» Work required:
Show the lines of the material that contain the word "glyph".

=== The data ===

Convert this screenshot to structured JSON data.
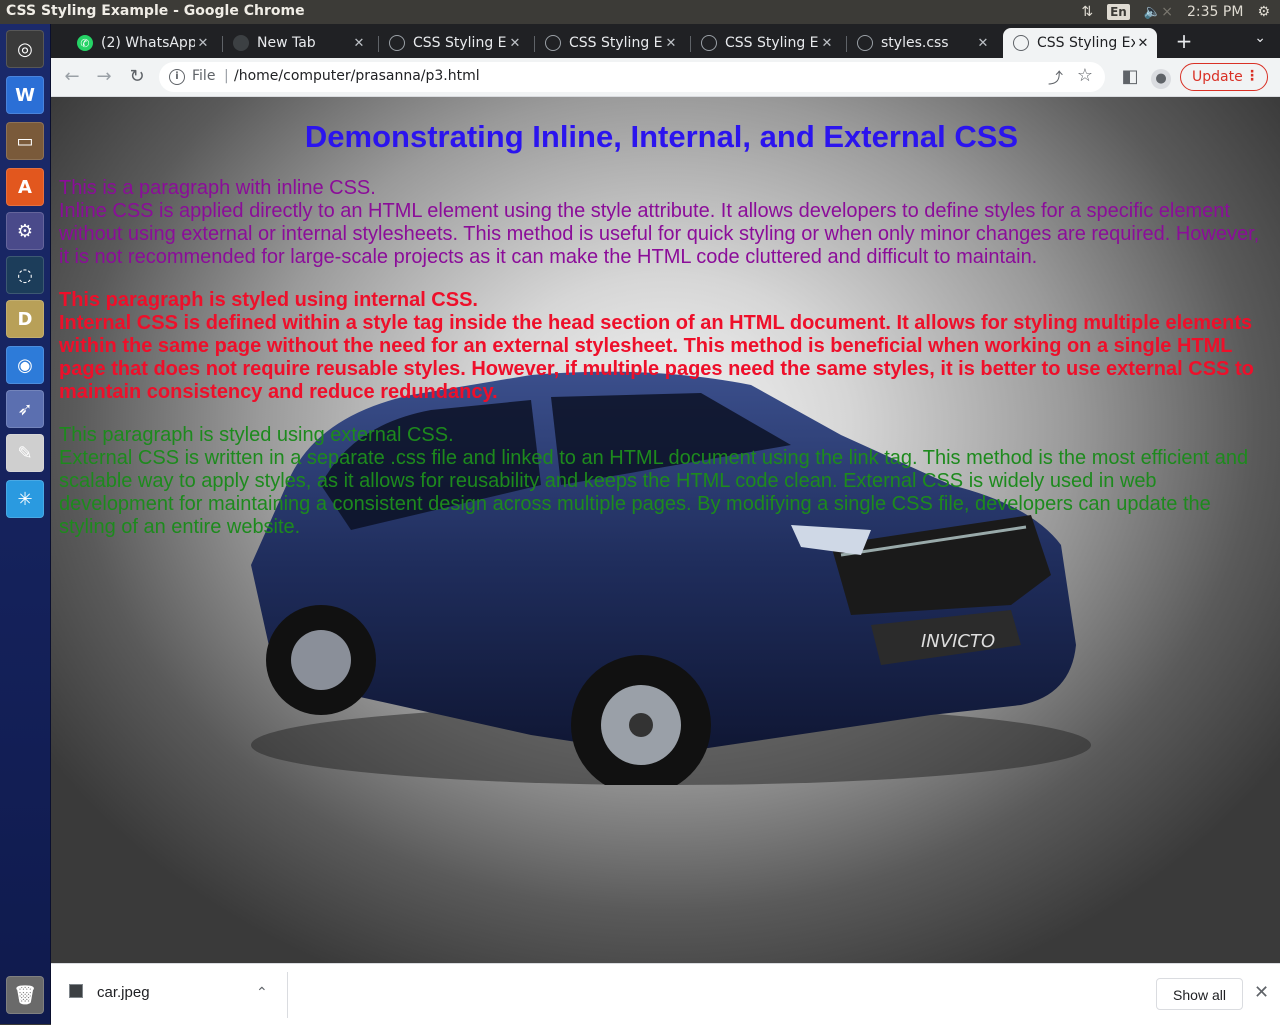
{
  "system": {
    "window_title": "CSS Styling Example - Google Chrome",
    "keyboard_layout": "En",
    "clock": "2:35 PM"
  },
  "launcher": {
    "items": [
      {
        "name": "dash-home-icon",
        "glyph": "◎",
        "color": "#3a3a3a"
      },
      {
        "name": "wps-writer-icon",
        "glyph": "W",
        "color": "#2b6fd6"
      },
      {
        "name": "files-icon",
        "glyph": "▭",
        "color": "#7a5a3a"
      },
      {
        "name": "software-center-icon",
        "glyph": "A",
        "color": "#e2571e"
      },
      {
        "name": "system-settings-icon",
        "glyph": "⚙",
        "color": "#4a4a8a"
      },
      {
        "name": "sync-app-icon",
        "glyph": "◌",
        "color": "#1c3d5a"
      },
      {
        "name": "dosbox-icon",
        "glyph": "D",
        "color": "#b8a058"
      },
      {
        "name": "chrome-icon",
        "glyph": "◉",
        "color": "#2d7bd9"
      },
      {
        "name": "bird-app-icon",
        "glyph": "➶",
        "color": "#5b6fb0"
      },
      {
        "name": "text-editor-icon",
        "glyph": "✎",
        "color": "#cfcfcf"
      },
      {
        "name": "blue-app-icon",
        "glyph": "✳",
        "color": "#2a9ae0"
      },
      {
        "name": "trash-icon",
        "glyph": "🗑",
        "color": "#6a6a6a"
      }
    ]
  },
  "tabs": [
    {
      "label": "(2) WhatsApp",
      "icon": "whatsapp-icon"
    },
    {
      "label": "New Tab",
      "icon": "new-tab-icon"
    },
    {
      "label": "CSS Styling Ex",
      "icon": "globe-icon"
    },
    {
      "label": "CSS Styling Ex",
      "icon": "globe-icon"
    },
    {
      "label": "CSS Styling Ex",
      "icon": "globe-icon"
    },
    {
      "label": "styles.css",
      "icon": "globe-icon"
    },
    {
      "label": "CSS Styling Ex",
      "icon": "globe-icon",
      "active": true
    }
  ],
  "toolbar": {
    "scheme": "File",
    "url": "/home/computer/prasanna/p3.html",
    "update_label": "Update"
  },
  "page": {
    "heading": "Demonstrating Inline, Internal, and External CSS",
    "inline": {
      "line1": "This is a paragraph with inline CSS.",
      "body": "Inline CSS is applied directly to an HTML element using the style attribute. It allows developers to define styles for a specific element without using external or internal stylesheets. This method is useful for quick styling or when only minor changes are required. However, it is not recommended for large-scale projects as it can make the HTML code cluttered and difficult to maintain."
    },
    "internal": {
      "line1": "This paragraph is styled using internal CSS.",
      "body": "Internal CSS is defined within a style tag inside the head section of an HTML document. It allows for styling multiple elements within the same page without the need for an external stylesheet. This method is beneficial when working on a single HTML page that does not require reusable styles. However, if multiple pages need the same styles, it is better to use external CSS to maintain consistency and reduce redundancy."
    },
    "external": {
      "line1": "This paragraph is styled using external CSS.",
      "body": "External CSS is written in a separate .css file and linked to an HTML document using the link tag. This method is the most efficient and scalable way to apply styles, as it allows for reusability and keeps the HTML code clean. External CSS is widely used in web development for maintaining a consistent design across multiple pages. By modifying a single CSS file, developers can update the styling of an entire website."
    },
    "car_badge_text": "INVICTO"
  },
  "downloads": {
    "file": "car.jpeg",
    "show_all": "Show all"
  },
  "colors": {
    "heading": "#2b14ee",
    "inline_text": "#8b0d99",
    "internal_text": "#ee0f2a",
    "external_text": "#1d8a1d"
  }
}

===

» Answer to this exercise:
        "glyph": "◎",
        "glyph": "W",
        "glyph": "▭",
        "glyph": "A",
        "glyph": "⚙",
        "glyph": "◌",
        "glyph": "D",
        "glyph": "◉",
        "glyph": "➶",
        "glyph": "✎",
        "glyph": "✳",
        "glyph": "🗑",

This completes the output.